**What you will do**
Please reproduce all the data exactly as written and omit the pictures.

(Beginning of Source data)

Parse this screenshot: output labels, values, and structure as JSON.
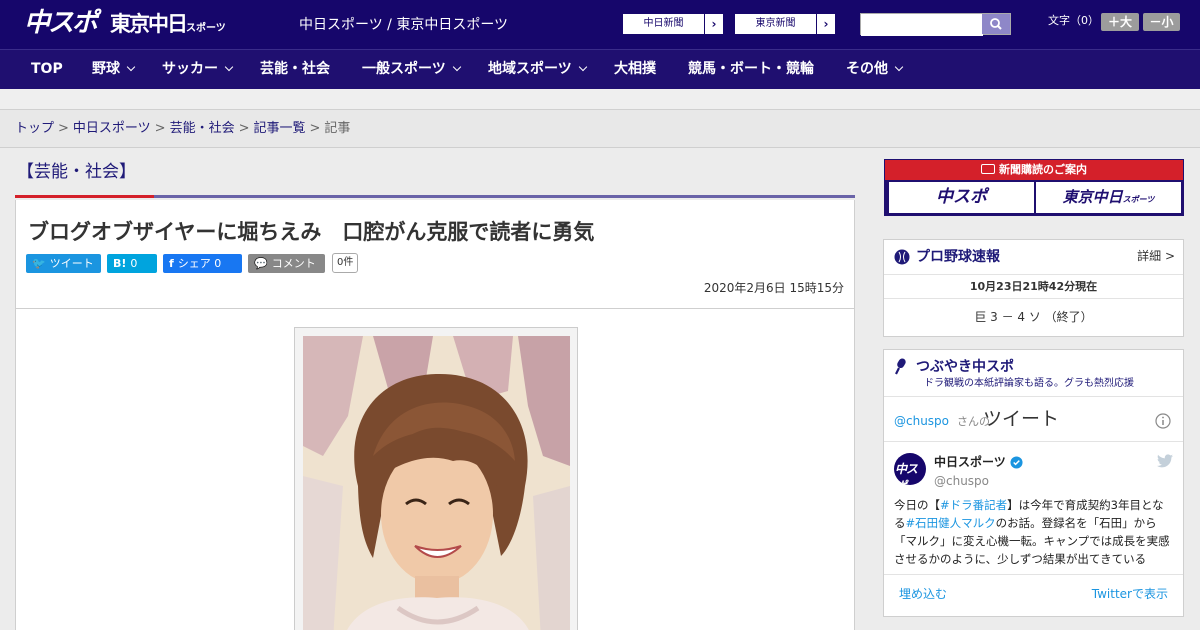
{
  "header": {
    "logo_chuspo": "中スポ",
    "logo_tokyo": "東京中日",
    "logo_tokyo_sub": "スポーツ",
    "site_links": "中日スポーツ / 東京中日スポーツ",
    "paper_links": [
      {
        "label": "中日新聞"
      },
      {
        "label": "東京新聞"
      }
    ],
    "search": {
      "value": "",
      "placeholder": ""
    },
    "text_size_label": "文字（0）",
    "size_up": "＋大",
    "size_down": "－小"
  },
  "nav": [
    {
      "label": "TOP",
      "dropdown": false
    },
    {
      "label": "野球",
      "dropdown": true
    },
    {
      "label": "サッカー",
      "dropdown": true
    },
    {
      "label": "芸能・社会",
      "dropdown": false
    },
    {
      "label": "一般スポーツ",
      "dropdown": true
    },
    {
      "label": "地域スポーツ",
      "dropdown": true
    },
    {
      "label": "大相撲",
      "dropdown": false
    },
    {
      "label": "競馬・ボート・競輪",
      "dropdown": false
    },
    {
      "label": "その他",
      "dropdown": true
    }
  ],
  "breadcrumb": {
    "items": [
      "トップ",
      "中日スポーツ",
      "芸能・社会",
      "記事一覧"
    ],
    "current": "記事"
  },
  "category_title": "【芸能・社会】",
  "article": {
    "title": "ブログオブザイヤーに堀ちえみ　口腔がん克服で読者に勇気",
    "share": {
      "tweet": "ツイート",
      "hatena": "B!",
      "hatena_count": "0",
      "facebook": "シェア",
      "facebook_count": "0",
      "comment": "コメント",
      "comment_count": "0件"
    },
    "date": "2020年2月6日 15時15分"
  },
  "sidebar": {
    "promo": {
      "title": "新聞購読のご案内",
      "left": "中スポ",
      "right": "東京中日",
      "right_sub": "スポーツ"
    },
    "baseball": {
      "title": "プロ野球速報",
      "detail": "詳細 >",
      "time": "10月23日21時42分現在",
      "score": "巨 3 － 4 ソ （終了）"
    },
    "tweets": {
      "title": "つぶやき中スポ",
      "subtitle": "ドラ観戦の本紙評論家も語る。グラも熱烈応援",
      "header_handle": "@chuspo",
      "header_suffix": "さんの",
      "header_label": "ツイート",
      "account_name": "中日スポーツ",
      "account_handle": "@chuspo",
      "body": {
        "p1": "今日の【",
        "tag1": "#ドラ番記者",
        "p2": "】は今年で育成契約3年目となる",
        "tag2": "#石田健人マルク",
        "p3": "のお話。登録名を「石田」から「マルク」に変え心機一転。キャンプでは成長を実感させるかのように、少しずつ結果が出てきている"
      },
      "embed": "埋め込む",
      "view": "Twitterで表示"
    }
  },
  "colors": {
    "brand_navy": "#16066b",
    "nav_bg": "#1f0f70",
    "accent_red": "#d4202a",
    "twitter": "#1b95e0",
    "facebook": "#1877f2",
    "hatena": "#00a4de",
    "comment_gray": "#888888"
  },
  "icons": [
    "search-icon",
    "chevron-down-icon",
    "twitter-bird-icon",
    "facebook-icon",
    "comment-bubble-icon",
    "baseball-icon",
    "microphone-icon",
    "verified-badge-icon",
    "info-icon",
    "newspaper-icon"
  ]
}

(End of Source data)

**Task output**
Parse this screenshot: output labels, values, and structure as JSON.
{
  "header": {
    "logo_chuspo": "中スポ",
    "logo_tokyo": "東京中日",
    "logo_tokyo_sub": "スポーツ",
    "site_links": "中日スポーツ / 東京中日スポーツ",
    "paper_links": [
      {
        "label": "中日新聞"
      },
      {
        "label": "東京新聞"
      }
    ],
    "search": {
      "value": "",
      "placeholder": ""
    },
    "text_size_label": "文字（0）",
    "size_up": "＋大",
    "size_down": "－小"
  },
  "nav": [
    {
      "label": "TOP",
      "dropdown": false
    },
    {
      "label": "野球",
      "dropdown": true
    },
    {
      "label": "サッカー",
      "dropdown": true
    },
    {
      "label": "芸能・社会",
      "dropdown": false
    },
    {
      "label": "一般スポーツ",
      "dropdown": true
    },
    {
      "label": "地域スポーツ",
      "dropdown": true
    },
    {
      "label": "大相撲",
      "dropdown": false
    },
    {
      "label": "競馬・ボート・競輪",
      "dropdown": false
    },
    {
      "label": "その他",
      "dropdown": true
    }
  ],
  "breadcrumb": {
    "items": [
      "トップ",
      "中日スポーツ",
      "芸能・社会",
      "記事一覧"
    ],
    "current": "記事"
  },
  "category_title": "【芸能・社会】",
  "article": {
    "title": "ブログオブザイヤーに堀ちえみ　口腔がん克服で読者に勇気",
    "share": {
      "tweet": "ツイート",
      "hatena": "B!",
      "hatena_count": "0",
      "facebook": "シェア",
      "facebook_count": "0",
      "comment": "コメント",
      "comment_count": "0件"
    },
    "date": "2020年2月6日 15時15分"
  },
  "sidebar": {
    "promo": {
      "title": "新聞購読のご案内",
      "left": "中スポ",
      "right": "東京中日",
      "right_sub": "スポーツ"
    },
    "baseball": {
      "title": "プロ野球速報",
      "detail": "詳細 >",
      "time": "10月23日21時42分現在",
      "score": "巨 3 － 4 ソ （終了）"
    },
    "tweets": {
      "title": "つぶやき中スポ",
      "subtitle": "ドラ観戦の本紙評論家も語る。グラも熱烈応援",
      "header_handle": "@chuspo",
      "header_suffix": "さんの",
      "header_label": "ツイート",
      "account_name": "中日スポーツ",
      "account_handle": "@chuspo",
      "body": {
        "p1": "今日の【",
        "tag1": "#ドラ番記者",
        "p2": "】は今年で育成契約3年目となる",
        "tag2": "#石田健人マルク",
        "p3": "のお話。登録名を「石田」から「マルク」に変え心機一転。キャンプでは成長を実感させるかのように、少しずつ結果が出てきている"
      },
      "embed": "埋め込む",
      "view": "Twitterで表示"
    }
  },
  "colors": {
    "brand_navy": "#16066b",
    "nav_bg": "#1f0f70",
    "accent_red": "#d4202a",
    "twitter": "#1b95e0",
    "facebook": "#1877f2",
    "hatena": "#00a4de",
    "comment_gray": "#888888"
  },
  "icons": [
    "search-icon",
    "chevron-down-icon",
    "twitter-bird-icon",
    "facebook-icon",
    "comment-bubble-icon",
    "baseball-icon",
    "microphone-icon",
    "verified-badge-icon",
    "info-icon",
    "newspaper-icon"
  ]
}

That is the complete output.